  • Transdermal patches. The patches also allow a very good absorption of the drug. On the other hand, they cause skin irritation for half of the people who try them, which explains why they are used less than the gel 14 . A patch should be applied once a day to the trunk, stomach or thighs, each evening, varying the sites from one time to another (Androderm®, 4.8 mg per day);
  • Tablets (capsules). Tablets are more rarely used because they are less convenient to use: they must be taken a few times a day. In addition, they have the defect of providing a variable level of testosterone. One example is testosterone undecanoate (Andriol®, 120 mg to 160 mg per day). Some forms of testosterone tablets present a risk of liver toxicity;
  • Intramuscular injections. This is the first mode of administration to enter the market. It remains the least expensive, but requires going to the doctor or a clinic to receive the injection. For example, cypionate (Depo-Testosterone®, 250 mg per dose) and testosterone enanthate (Delatestryl®, 250 mg per dose) should be injected every 3 weeks. Some people can now give the injections on their own.

Our doctor’s opinion on andropause

It would be really nice to have a “treatment” to lessen the signs and symptoms of normal aging . It would be nice if I could take a product that would improve my muscle mass and performance. A lot of athletes are doing it and it seems to be working! On the other hand, the price to pay is a whole host of known and unknown short, medium and long term disadvantages.

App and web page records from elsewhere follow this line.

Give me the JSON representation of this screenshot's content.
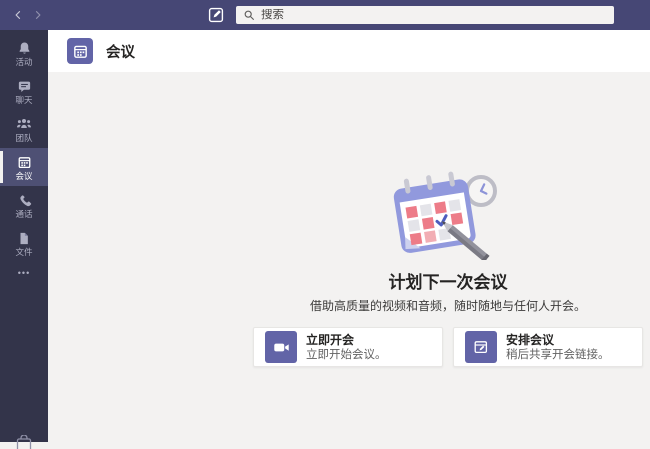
{
  "colors": {
    "topbar": "#464775",
    "sidebar": "#33344a",
    "sidebar_selected": "#4e5074",
    "accent": "#6264a7",
    "content_bg": "#f3f2f1",
    "calendar_red": "#ed7c88"
  },
  "topbar": {
    "search": {
      "placeholder": "搜索"
    }
  },
  "sidebar": {
    "items": [
      {
        "label": "活动",
        "icon": "bell-icon",
        "selected": false
      },
      {
        "label": "聊天",
        "icon": "chat-icon",
        "selected": false
      },
      {
        "label": "团队",
        "icon": "people-icon",
        "selected": false
      },
      {
        "label": "会议",
        "icon": "calendar-icon",
        "selected": true
      },
      {
        "label": "通话",
        "icon": "phone-icon",
        "selected": false
      },
      {
        "label": "文件",
        "icon": "file-icon",
        "selected": false
      }
    ],
    "more_label": "•••"
  },
  "header": {
    "title": "会议"
  },
  "empty_state": {
    "title": "计划下一次会议",
    "subtitle": "借助高质量的视频和音频，随时随地与任何人开会。",
    "actions": [
      {
        "label": "立即开会",
        "description": "立即开始会议。",
        "icon": "video-camera-icon"
      },
      {
        "label": "安排会议",
        "description": "稍后共享开会链接。",
        "icon": "calendar-add-icon"
      }
    ]
  }
}
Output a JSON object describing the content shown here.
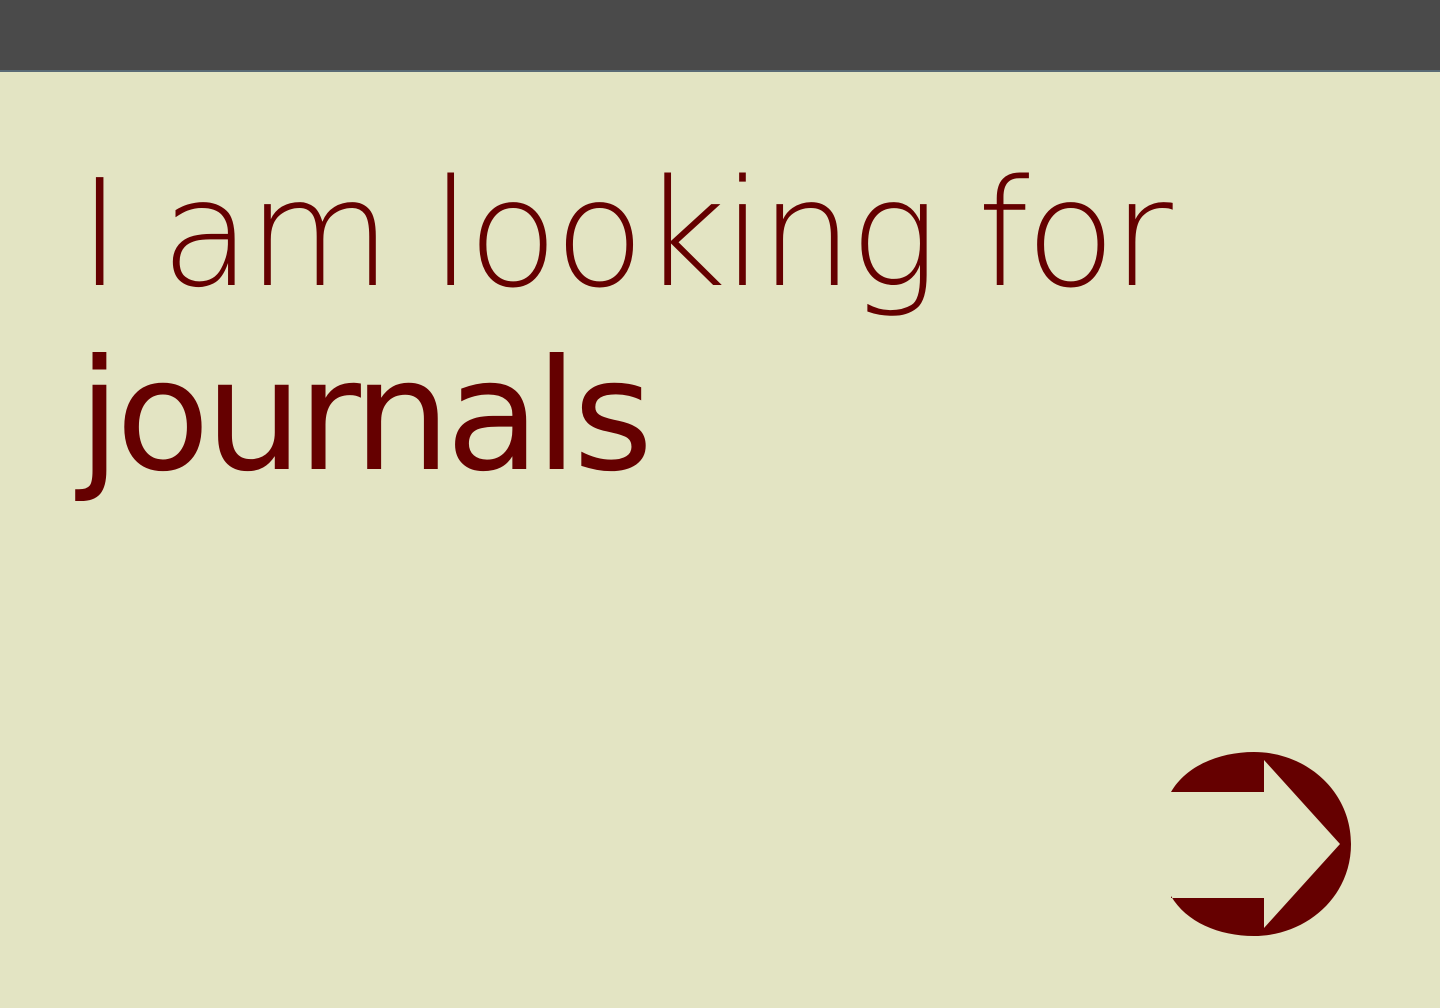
{
  "header": {
    "bar_color": "#4a4a4a"
  },
  "main": {
    "prompt_text": "I am looking for",
    "category_text": "journals"
  },
  "navigation": {
    "next_icon": "arrow-right-icon"
  },
  "colors": {
    "background": "#e3e4c3",
    "text": "#650000",
    "icon": "#650000"
  }
}
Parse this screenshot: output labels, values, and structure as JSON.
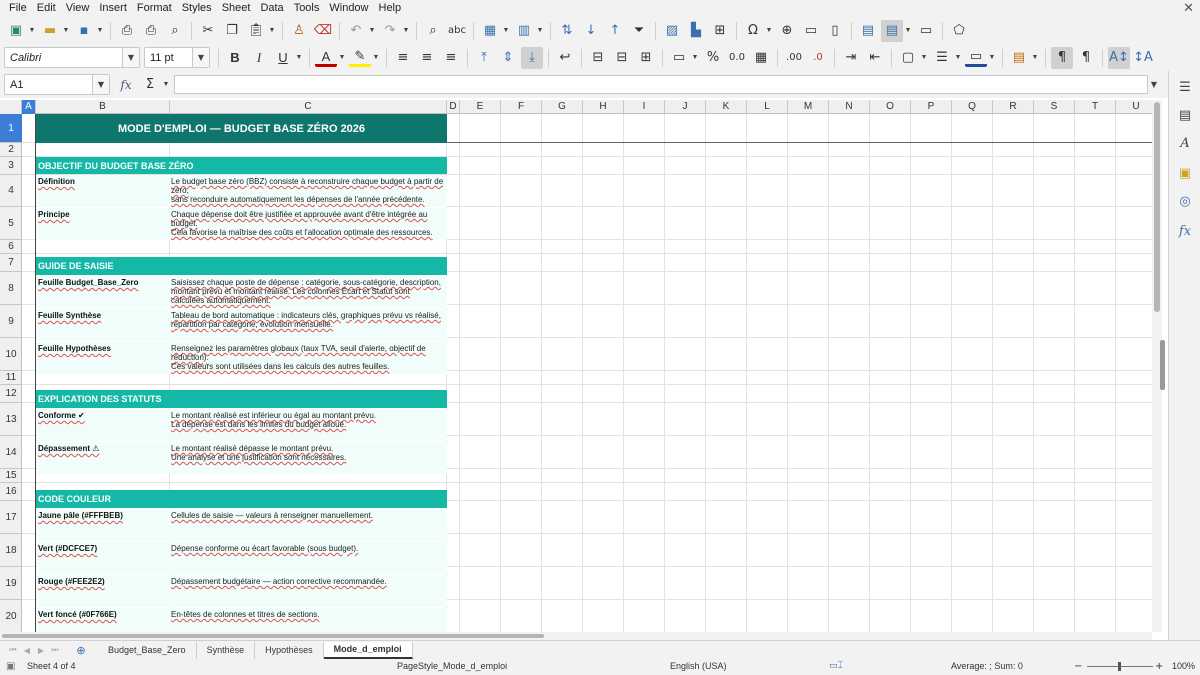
{
  "menu": [
    "File",
    "Edit",
    "View",
    "Insert",
    "Format",
    "Styles",
    "Sheet",
    "Data",
    "Tools",
    "Window",
    "Help"
  ],
  "font": {
    "name": "Calibri",
    "size": "11 pt"
  },
  "formula": {
    "cell_ref": "A1",
    "content": ""
  },
  "columns": [
    "A",
    "B",
    "C",
    "D",
    "E",
    "F",
    "G",
    "H",
    "I",
    "J",
    "K",
    "L",
    "M",
    "N",
    "O",
    "P",
    "Q",
    "R",
    "S",
    "T",
    "U"
  ],
  "rows": [
    "1",
    "2",
    "3",
    "4",
    "5",
    "6",
    "7",
    "8",
    "9",
    "10",
    "11",
    "12",
    "13",
    "14",
    "15",
    "16",
    "17",
    "18",
    "19",
    "20"
  ],
  "sheet": {
    "title": "MODE D'EMPLOI — BUDGET BASE ZÉRO 2026",
    "section_objective": {
      "header": "OBJECTIF DU BUDGET BASE ZÉRO",
      "definition_label": "Définition",
      "definition_text": [
        "Le budget base zéro (BBZ) consiste à reconstruire chaque budget à partir de zéro,",
        "sans reconduire automatiquement les dépenses de l'année précédente."
      ],
      "principle_label": "Principe",
      "principle_text": [
        "Chaque dépense doit être justifiée et approuvée avant d'être intégrée au budget.",
        "Cela favorise la maîtrise des coûts et l'allocation optimale des ressources."
      ]
    },
    "section_guide": {
      "header": "GUIDE DE SAISIE",
      "budget_label": "Feuille Budget_Base_Zero",
      "budget_text": [
        "Saisissez chaque poste de dépense : catégorie, sous-catégorie, description, montant prévu et montant réalisé. Les colonnes Écart et Statut sont calculées automatiquement."
      ],
      "synthese_label": "Feuille Synthèse",
      "synthese_text": [
        "Tableau de bord automatique : indicateurs clés, graphiques prévu vs réalisé, répartition par catégorie, évolution mensuelle."
      ],
      "hypotheses_label": "Feuille Hypothèses",
      "hypotheses_text": [
        "Renseignez les paramètres globaux (taux TVA, seuil d'alerte, objectif de réduction).",
        "Ces valeurs sont utilisées dans les calculs des autres feuilles."
      ]
    },
    "section_status": {
      "header": "EXPLICATION DES STATUTS",
      "conforme_label": "Conforme ✔",
      "conforme_text": [
        "Le montant réalisé est inférieur ou égal au montant prévu.",
        "La dépense est dans les limites du budget alloué."
      ],
      "depassement_label": "Dépassement ⚠",
      "depassement_text": [
        "Le montant réalisé dépasse le montant prévu.",
        "Une analyse et une justification sont nécessaires."
      ]
    },
    "section_colors": {
      "header": "CODE COULEUR",
      "yellow_label": "Jaune pâle (#FFFBEB)",
      "yellow_text": [
        "Cellules de saisie — valeurs à renseigner manuellement."
      ],
      "green_label": "Vert (#DCFCE7)",
      "green_text": [
        "Dépense conforme ou écart favorable (sous budget)."
      ],
      "red_label": "Rouge (#FEE2E2)",
      "red_text": [
        "Dépassement budgétaire — action corrective recommandée."
      ],
      "darkgreen_label": "Vert foncé (#0F766E)",
      "darkgreen_text": [
        "En-têtes de colonnes et titres de sections."
      ]
    }
  },
  "tabs": [
    "Budget_Base_Zero",
    "Synthèse",
    "Hypothèses",
    "Mode_d_emploi"
  ],
  "active_tab": "Mode_d_emploi",
  "status": {
    "sheet": "Sheet 4 of 4",
    "page_style": "PageStyle_Mode_d_emploi",
    "language": "English (USA)",
    "summary": "Average: ; Sum: 0",
    "zoom": "100%"
  },
  "colors": {
    "title_band": "#0f766e",
    "section_band": "#14b8a6",
    "row_tint": "#f0fdfa",
    "selection": "#3a7ed8"
  }
}
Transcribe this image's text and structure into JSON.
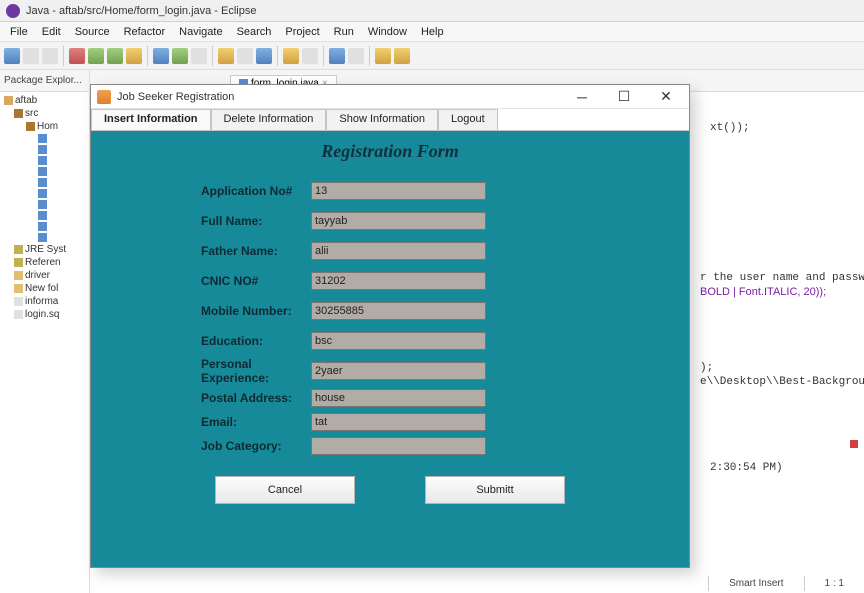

It is likely that a very small proportion of middle-aged men actually suffer from andropause and that testosterone treatment will help them. I am of the opinion that for the moment, caution is in order. We haven’t found the fountain of youth yet.

There is currently too little scientific data on this subject. Much more research is needed on the long-term effects of testosterone use for andropause. When this research is completed, we will really know the pros and cons of this treatment. Only then will men be able to make an informed decision.

Careful follow-up by a caring and knowledgeable physician seems essential to me for anyone who uses a testosterone supplement.

Complementary approaches to andropause

No specific complementary approach has been studied or recommended by our sources.

Caution. Self-medication with products that contain testosterone is not recommended. Taken by mouth, testosterone can be toxic to the liver. Since the quality of products found on store shelves or on the Internet varies enormously, the actual dose of testosterone in each tablet is often unknown.

Several plants have been used, traditionally, to try to alleviate the loss of desire and erectile dysfunction. Examples include tribulus, yohimbe, and maca.